EDI currently requires robust security for the computer networks involved: against viruses, hacking, malware and other cyber-security threats. On the other hand, one of the main draws of blockchain is that it is a process that belies “hacking” or interference. Even if a user could take control of a block of data, within minutes, the control is lost.
Beyond that, EDI has developed over time as a secure way to reduce human error and automate processes – but there are still errors. This can be due to differing standards in place between communicating users. There is an added layer of complication and human intervention in place. Blockchain tech leverages Smart Contracts, a method of automatically clearing transactions for errors before they are ever sent. There is a caveat: it is likely that in the future, Smart Contracts will see some form of standardization.
Blockchain, in many ways, is a product of the growing societal call for more transparency, especially in the aftermath of the 2007/2008 global economic crisis. The open ledgers are just that: open. Users are usually given a pseudonym (randomly generated and difficult to unencrypt) so no personal data is present. However, each and every transaction is visible on the ledger. Obviously, there are certain things best kept private. IBM, as a result, are making moves into the development of “private ledgers”. In such a set-up, each block could only be accessed by authorized users. The information would not be available to the public at large.
How will this affect ERP users?
EDI within your ERP helps reduce the amount of human intervention needed to communicate with the businesses you work with. When EDI software is set up, relevant fields are mapped and documents can be auto-generated once the ERP software notes the transaction. Blockchain wouldn’t replace the ERP/EDI relationship, it would simply add another layer of automation. The consensus-based model would mean highly detailed audit trails. It could also mean participation by outside users that do not have inside access to your ERP, like field workers or maintenance workers.
Blockchain’s capabilities when paired with ERP systems have shown some excellent results. A recent IBM/Walmart case study showed Blockchain tech pulling data from Walmart’s ERP and using it to catalogue the journey of fresh produce from original supplier to end-customer. You can read the full case study here.
What is unlikely is that ERP users would scrap current builds and start anew. Blockchain, like other solutions that draw from current data, will most likely be integrated into ERP software after the fact. So, then, it will be integrated into each solution, like EDI. There may be a shift away from current EDI standards, towards a Smart Contracts model. This may pre-approve transaction details before it they are sent, but we have yet to see that happen. Moves are definitely more likely to happen for those in the supply chain or logistics industries though. From there, we may see it rolled out to other industries.

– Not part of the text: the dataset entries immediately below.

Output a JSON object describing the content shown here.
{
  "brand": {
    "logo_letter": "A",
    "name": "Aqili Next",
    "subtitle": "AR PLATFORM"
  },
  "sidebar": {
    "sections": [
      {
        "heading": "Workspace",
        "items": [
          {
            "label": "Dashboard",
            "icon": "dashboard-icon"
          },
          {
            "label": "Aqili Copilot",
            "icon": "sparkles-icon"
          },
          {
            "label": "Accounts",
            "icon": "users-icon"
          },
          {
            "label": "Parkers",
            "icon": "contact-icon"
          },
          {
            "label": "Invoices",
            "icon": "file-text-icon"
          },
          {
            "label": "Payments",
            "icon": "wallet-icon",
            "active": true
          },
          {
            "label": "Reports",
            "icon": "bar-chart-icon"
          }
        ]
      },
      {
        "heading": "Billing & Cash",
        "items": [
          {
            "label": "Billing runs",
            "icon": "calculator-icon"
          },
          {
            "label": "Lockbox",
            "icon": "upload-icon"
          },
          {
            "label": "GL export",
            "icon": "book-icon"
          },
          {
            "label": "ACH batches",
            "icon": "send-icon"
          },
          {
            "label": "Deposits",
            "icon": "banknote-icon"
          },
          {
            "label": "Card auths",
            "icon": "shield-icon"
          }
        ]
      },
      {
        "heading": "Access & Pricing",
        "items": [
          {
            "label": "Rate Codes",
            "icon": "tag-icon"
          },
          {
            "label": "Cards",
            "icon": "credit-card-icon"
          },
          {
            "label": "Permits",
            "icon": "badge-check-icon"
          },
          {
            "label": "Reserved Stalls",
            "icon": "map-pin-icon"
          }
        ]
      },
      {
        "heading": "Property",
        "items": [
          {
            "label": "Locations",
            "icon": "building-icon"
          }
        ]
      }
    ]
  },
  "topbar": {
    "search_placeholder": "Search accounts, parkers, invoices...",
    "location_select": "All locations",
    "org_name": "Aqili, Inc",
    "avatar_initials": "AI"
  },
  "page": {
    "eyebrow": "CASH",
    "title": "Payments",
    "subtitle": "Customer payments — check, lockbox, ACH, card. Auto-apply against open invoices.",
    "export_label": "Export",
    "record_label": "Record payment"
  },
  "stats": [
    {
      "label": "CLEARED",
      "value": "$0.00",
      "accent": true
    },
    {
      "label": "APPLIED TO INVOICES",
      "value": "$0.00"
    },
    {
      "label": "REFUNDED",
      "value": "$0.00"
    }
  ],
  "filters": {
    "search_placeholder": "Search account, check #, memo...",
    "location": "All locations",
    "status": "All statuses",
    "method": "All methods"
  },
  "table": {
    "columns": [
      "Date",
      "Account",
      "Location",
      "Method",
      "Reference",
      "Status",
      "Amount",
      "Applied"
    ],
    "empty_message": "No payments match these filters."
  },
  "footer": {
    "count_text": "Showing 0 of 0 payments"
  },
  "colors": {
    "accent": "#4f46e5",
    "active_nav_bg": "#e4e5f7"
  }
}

Blockchain technology is unlikely to outright replace the processes in place. Instead, think of blockchain as a way to supercharge those processes.